* _Required action_
Please filter the entries for the word "face" and copy every line that has it.

--- Excerpted data ---

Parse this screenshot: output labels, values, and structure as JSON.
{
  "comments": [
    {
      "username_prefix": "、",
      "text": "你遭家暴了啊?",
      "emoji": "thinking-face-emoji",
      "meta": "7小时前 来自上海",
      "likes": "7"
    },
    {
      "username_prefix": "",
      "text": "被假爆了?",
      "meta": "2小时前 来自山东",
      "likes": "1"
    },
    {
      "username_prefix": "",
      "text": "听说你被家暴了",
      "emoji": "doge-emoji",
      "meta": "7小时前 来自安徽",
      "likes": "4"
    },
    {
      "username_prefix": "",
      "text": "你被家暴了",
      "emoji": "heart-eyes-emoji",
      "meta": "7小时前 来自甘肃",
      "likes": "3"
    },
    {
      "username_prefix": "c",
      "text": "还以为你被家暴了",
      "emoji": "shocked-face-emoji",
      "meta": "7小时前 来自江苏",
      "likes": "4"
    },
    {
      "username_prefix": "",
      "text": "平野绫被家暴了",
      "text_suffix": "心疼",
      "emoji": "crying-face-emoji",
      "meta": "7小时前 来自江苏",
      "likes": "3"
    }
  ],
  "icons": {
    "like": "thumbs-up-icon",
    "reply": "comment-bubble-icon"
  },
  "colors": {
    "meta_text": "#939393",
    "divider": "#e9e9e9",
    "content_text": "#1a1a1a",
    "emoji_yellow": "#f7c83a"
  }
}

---

* _Reply to the exercise_
      "emoji": "thinking-face-emoji",
      "emoji": "shocked-face-emoji",
      "emoji": "crying-face-emoji",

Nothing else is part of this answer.